▶ WHAT NEEDS TO BE DONE
From the data that follows, copy every line holding the string "banco".

App and web page records

_ _ _ _ _

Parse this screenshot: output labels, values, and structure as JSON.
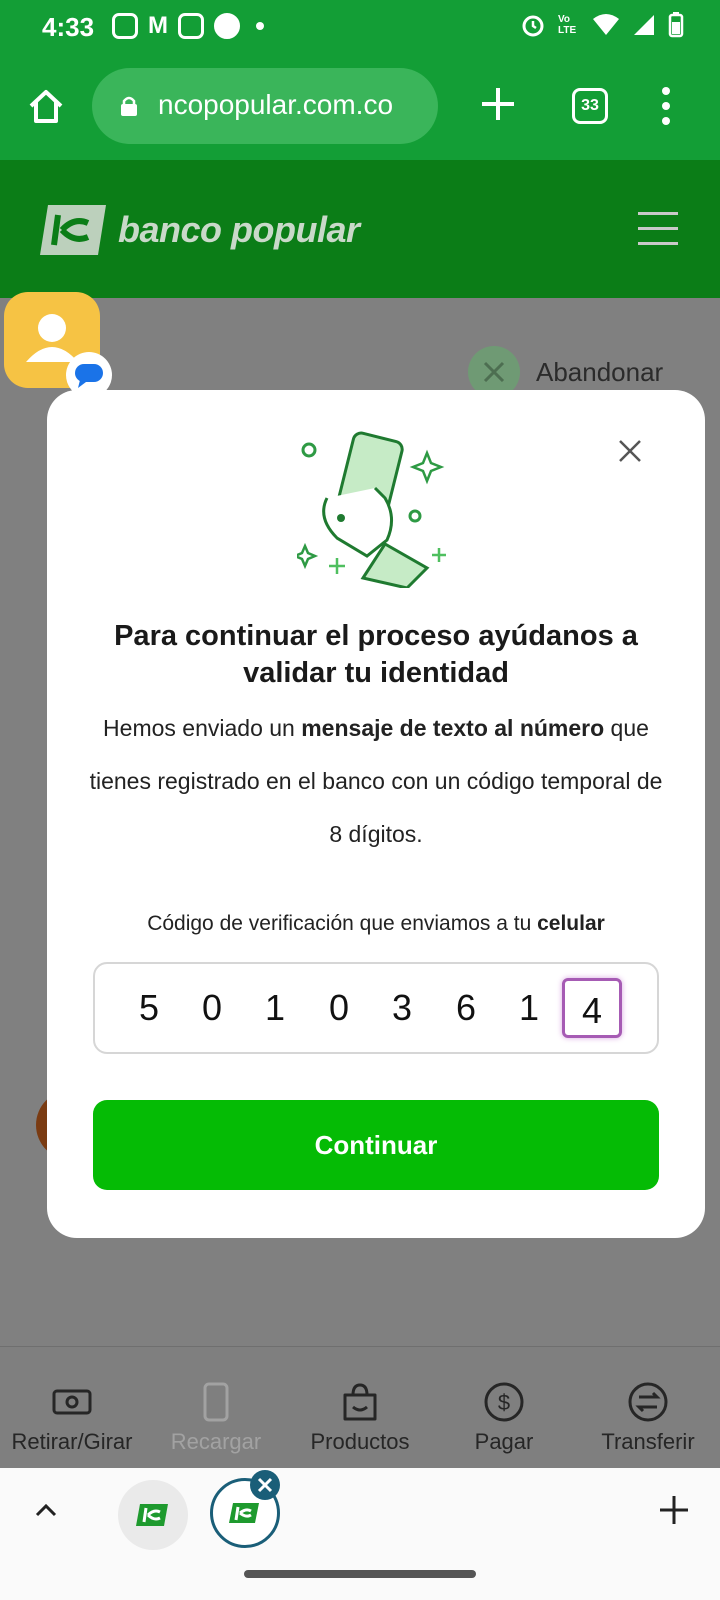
{
  "status_bar": {
    "time": "4:33",
    "notification_icons": [
      "instagram-icon",
      "gmail-icon",
      "instagram-icon",
      "s-app-icon",
      "dot-icon"
    ],
    "system_icons": [
      "alarm-icon",
      "volte-icon",
      "wifi-icon",
      "signal-icon",
      "battery-icon"
    ],
    "volte_label": "Vo LTE"
  },
  "browser": {
    "url": "ncopopular.com.co",
    "tab_count": "33"
  },
  "site": {
    "logo_text": "banco popular"
  },
  "page": {
    "abandon_label": "Abandonar"
  },
  "modal": {
    "title": "Para continuar el proceso ayúdanos a validar tu identidad",
    "body": {
      "part1": "Hemos enviado un ",
      "bold1": "mensaje de texto al número",
      "part2": " que tienes registrado en el banco con un código temporal de 8 dígitos."
    },
    "code_label": {
      "text": "Código de verificación que enviamos a tu ",
      "bold": "celular"
    },
    "code_digits": [
      "5",
      "0",
      "1",
      "0",
      "3",
      "6",
      "1",
      "4"
    ],
    "active_digit_index": 7,
    "continue_label": "Continuar"
  },
  "bottom_nav": {
    "items": [
      {
        "label": "Retirar/Girar",
        "icon": "cash-icon",
        "disabled": false
      },
      {
        "label": "Recargar",
        "icon": "phone-icon",
        "disabled": true
      },
      {
        "label": "Productos",
        "icon": "smile-bag-icon",
        "disabled": false
      },
      {
        "label": "Pagar",
        "icon": "dollar-icon",
        "disabled": false
      },
      {
        "label": "Transferir",
        "icon": "transfer-icon",
        "disabled": false
      }
    ]
  },
  "colors": {
    "browser_green": "#139e36",
    "header_green": "#0b7d17",
    "button_green": "#05bb05",
    "active_digit_border": "#a65bb4"
  }
}
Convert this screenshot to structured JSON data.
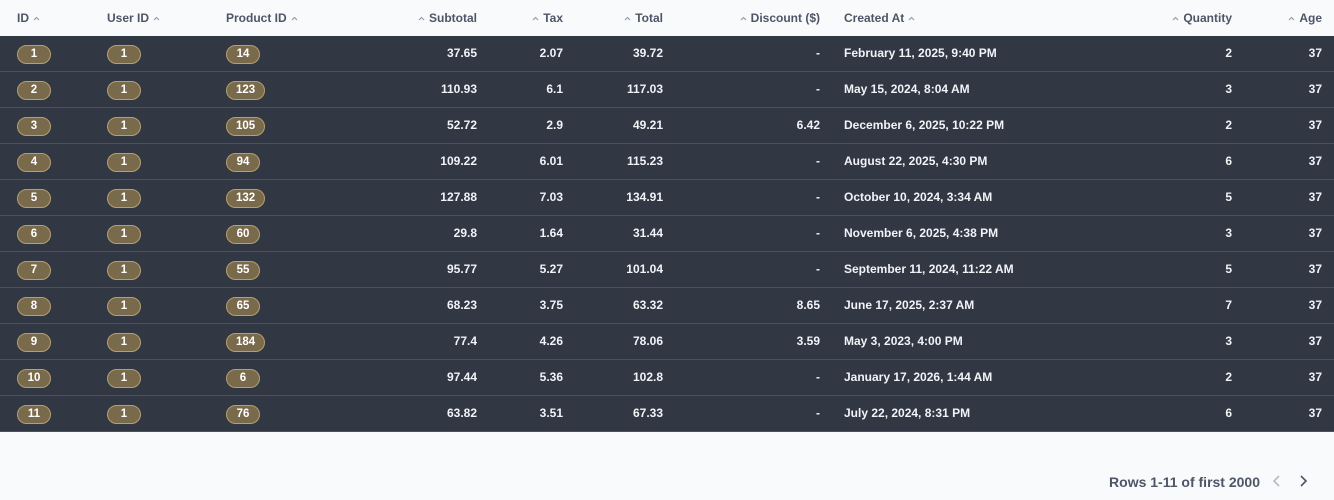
{
  "columns": [
    {
      "key": "id",
      "label": "ID"
    },
    {
      "key": "user_id",
      "label": "User ID"
    },
    {
      "key": "product_id",
      "label": "Product ID"
    },
    {
      "key": "subtotal",
      "label": "Subtotal"
    },
    {
      "key": "tax",
      "label": "Tax"
    },
    {
      "key": "total",
      "label": "Total"
    },
    {
      "key": "discount",
      "label": "Discount ($)"
    },
    {
      "key": "created_at",
      "label": "Created At"
    },
    {
      "key": "quantity",
      "label": "Quantity"
    },
    {
      "key": "age",
      "label": "Age"
    }
  ],
  "rows": [
    {
      "id": "1",
      "user_id": "1",
      "product_id": "14",
      "subtotal": "37.65",
      "tax": "2.07",
      "total": "39.72",
      "discount": "-",
      "created_at": "February 11, 2025, 9:40 PM",
      "quantity": "2",
      "age": "37"
    },
    {
      "id": "2",
      "user_id": "1",
      "product_id": "123",
      "subtotal": "110.93",
      "tax": "6.1",
      "total": "117.03",
      "discount": "-",
      "created_at": "May 15, 2024, 8:04 AM",
      "quantity": "3",
      "age": "37"
    },
    {
      "id": "3",
      "user_id": "1",
      "product_id": "105",
      "subtotal": "52.72",
      "tax": "2.9",
      "total": "49.21",
      "discount": "6.42",
      "created_at": "December 6, 2025, 10:22 PM",
      "quantity": "2",
      "age": "37"
    },
    {
      "id": "4",
      "user_id": "1",
      "product_id": "94",
      "subtotal": "109.22",
      "tax": "6.01",
      "total": "115.23",
      "discount": "-",
      "created_at": "August 22, 2025, 4:30 PM",
      "quantity": "6",
      "age": "37"
    },
    {
      "id": "5",
      "user_id": "1",
      "product_id": "132",
      "subtotal": "127.88",
      "tax": "7.03",
      "total": "134.91",
      "discount": "-",
      "created_at": "October 10, 2024, 3:34 AM",
      "quantity": "5",
      "age": "37"
    },
    {
      "id": "6",
      "user_id": "1",
      "product_id": "60",
      "subtotal": "29.8",
      "tax": "1.64",
      "total": "31.44",
      "discount": "-",
      "created_at": "November 6, 2025, 4:38 PM",
      "quantity": "3",
      "age": "37"
    },
    {
      "id": "7",
      "user_id": "1",
      "product_id": "55",
      "subtotal": "95.77",
      "tax": "5.27",
      "total": "101.04",
      "discount": "-",
      "created_at": "September 11, 2024, 11:22 AM",
      "quantity": "5",
      "age": "37"
    },
    {
      "id": "8",
      "user_id": "1",
      "product_id": "65",
      "subtotal": "68.23",
      "tax": "3.75",
      "total": "63.32",
      "discount": "8.65",
      "created_at": "June 17, 2025, 2:37 AM",
      "quantity": "7",
      "age": "37"
    },
    {
      "id": "9",
      "user_id": "1",
      "product_id": "184",
      "subtotal": "77.4",
      "tax": "4.26",
      "total": "78.06",
      "discount": "3.59",
      "created_at": "May 3, 2023, 4:00 PM",
      "quantity": "3",
      "age": "37"
    },
    {
      "id": "10",
      "user_id": "1",
      "product_id": "6",
      "subtotal": "97.44",
      "tax": "5.36",
      "total": "102.8",
      "discount": "-",
      "created_at": "January 17, 2026, 1:44 AM",
      "quantity": "2",
      "age": "37"
    },
    {
      "id": "11",
      "user_id": "1",
      "product_id": "76",
      "subtotal": "63.82",
      "tax": "3.51",
      "total": "67.33",
      "discount": "-",
      "created_at": "July 22, 2024, 8:31 PM",
      "quantity": "6",
      "age": "37"
    }
  ],
  "footer": {
    "row_count_text": "Rows 1-11 of first 2000",
    "prev_icon": "chevron-left-icon",
    "next_icon": "chevron-right-icon"
  },
  "colors": {
    "page_bg": "#f9fafc",
    "table_bg": "#313743",
    "pill_bg": "#7a6a4c",
    "pill_border": "#b4a070",
    "header_text": "#4d5566"
  }
}
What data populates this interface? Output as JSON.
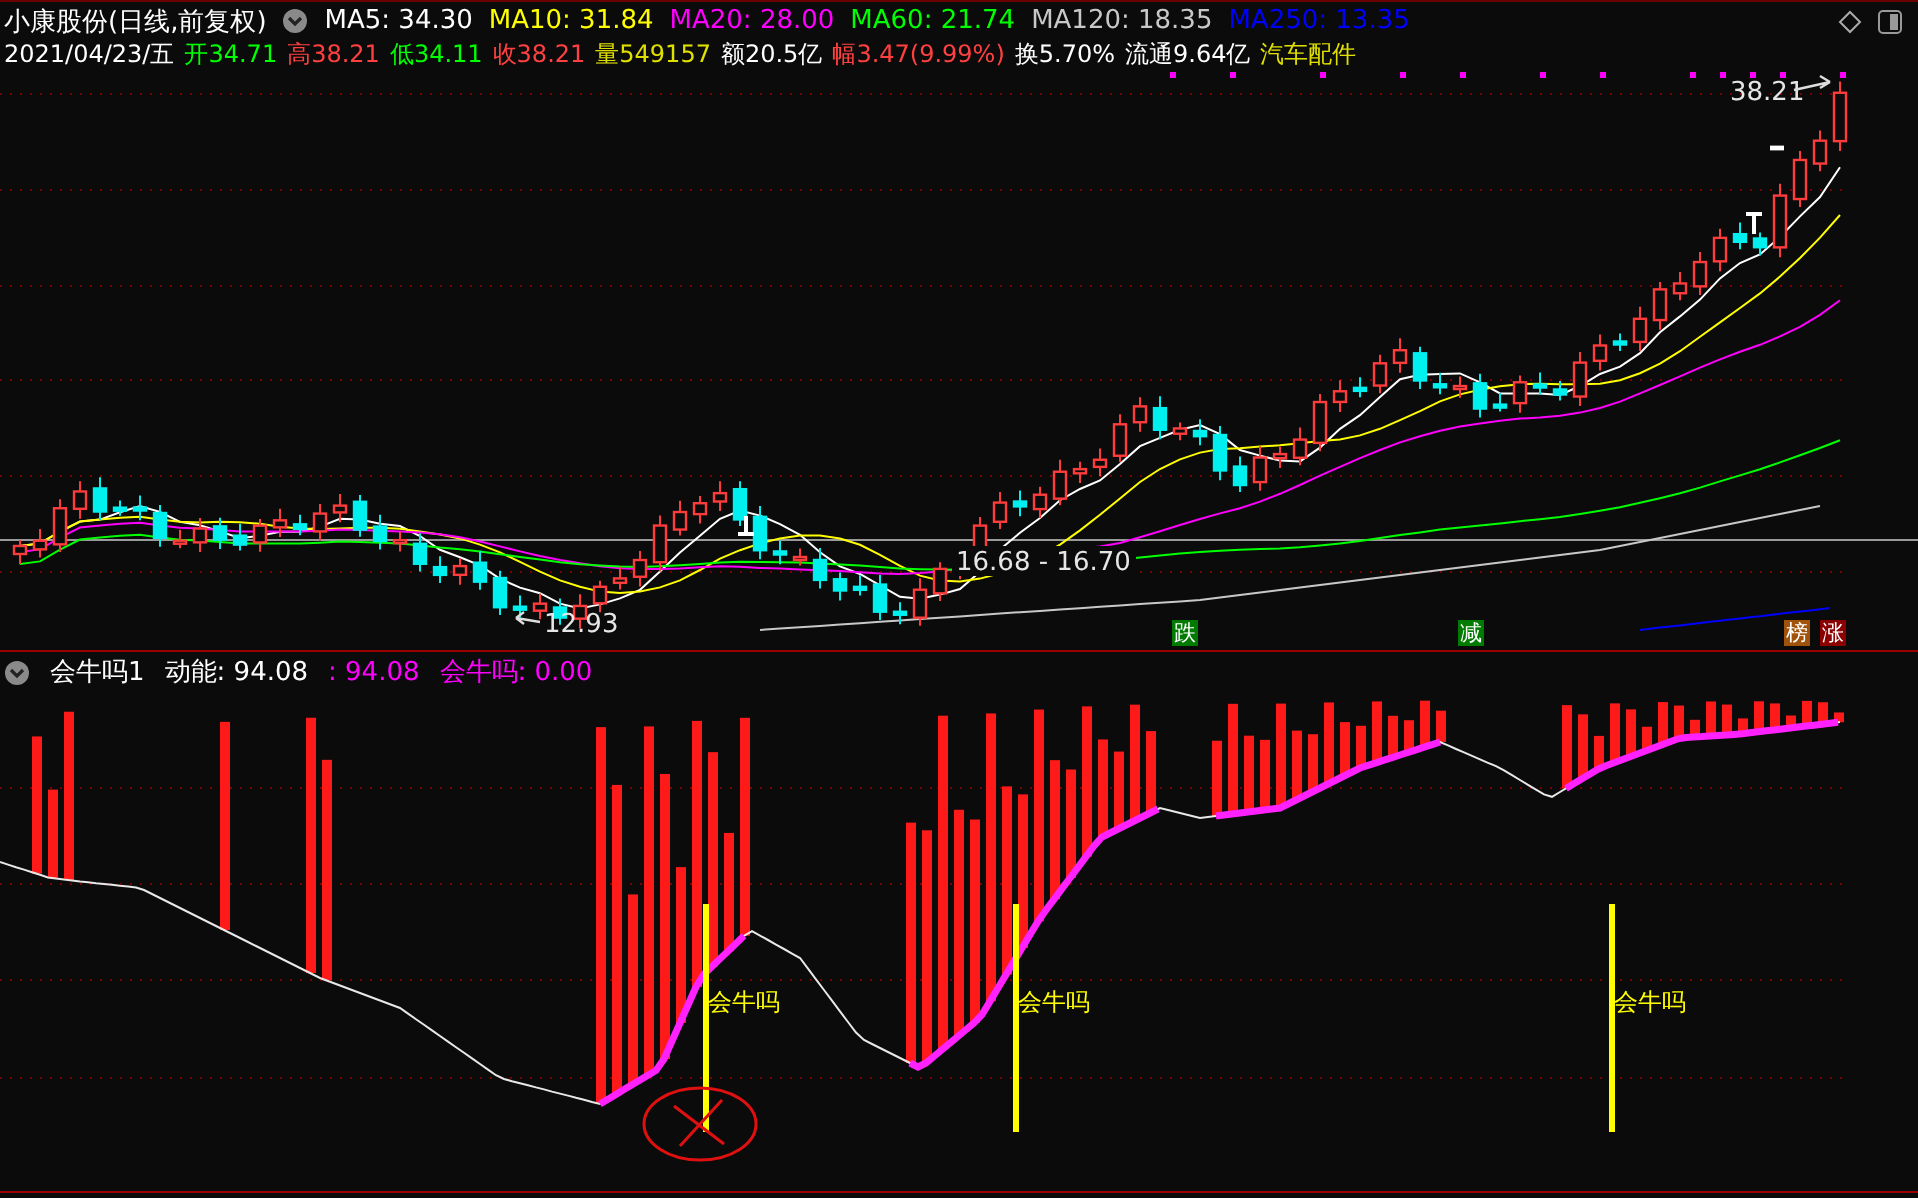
{
  "title_bar": {
    "stock": "小康股份(日线,前复权)",
    "indicators": [
      {
        "label": "MA5: 34.30",
        "color": "#ffffff"
      },
      {
        "label": "MA10: 31.84",
        "color": "#ffff00"
      },
      {
        "label": "MA20: 28.00",
        "color": "#ff00ff"
      },
      {
        "label": "MA60: 21.74",
        "color": "#00ff00"
      },
      {
        "label": "MA120: 18.35",
        "color": "#c8c8c8"
      },
      {
        "label": "MA250: 13.35",
        "color": "#0000ff"
      }
    ]
  },
  "quote_bar": {
    "date": "2021/04/23/五",
    "fields": [
      {
        "text": "开34.71",
        "color": "#00ff00"
      },
      {
        "text": "高38.21",
        "color": "#ff4040"
      },
      {
        "text": "低34.11",
        "color": "#00ff00"
      },
      {
        "text": "收38.21",
        "color": "#ff4040"
      },
      {
        "text": "量549157",
        "color": "#e0e000"
      },
      {
        "text": "额20.5亿",
        "color": "#ffffff"
      },
      {
        "text": "幅3.47(9.99%)",
        "color": "#ff4040"
      },
      {
        "text": "换5.70%",
        "color": "#ffffff"
      },
      {
        "text": "流通9.64亿",
        "color": "#ffffff"
      }
    ],
    "sector": "汽车配件"
  },
  "price_chart": {
    "low_label": "12.93",
    "range_label": "16.68 - 16.70",
    "high_label": "38.21",
    "markers": [
      {
        "text": "跌",
        "color": "#007a00"
      },
      {
        "text": "减",
        "color": "#007a00"
      },
      {
        "text": "榜",
        "color": "#a0520a"
      },
      {
        "text": "涨",
        "color": "#8b0000"
      }
    ]
  },
  "indicator_panel": {
    "name": "会牛吗1",
    "values": [
      {
        "text": "动能: 94.08",
        "color": "#ffffff"
      },
      {
        "text": ": 94.08",
        "color": "#ff00ff"
      },
      {
        "text": "会牛吗: 0.00",
        "color": "#ff00ff"
      }
    ],
    "signals": [
      {
        "label": "会牛吗"
      },
      {
        "label": "会牛吗"
      },
      {
        "label": "会牛吗"
      }
    ]
  }
}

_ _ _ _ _

▶ RESPONSE AREA
    "logo_text": "banco popular"
      "part2": " que tienes registrado en el banco con un código temporal de 8 dígitos."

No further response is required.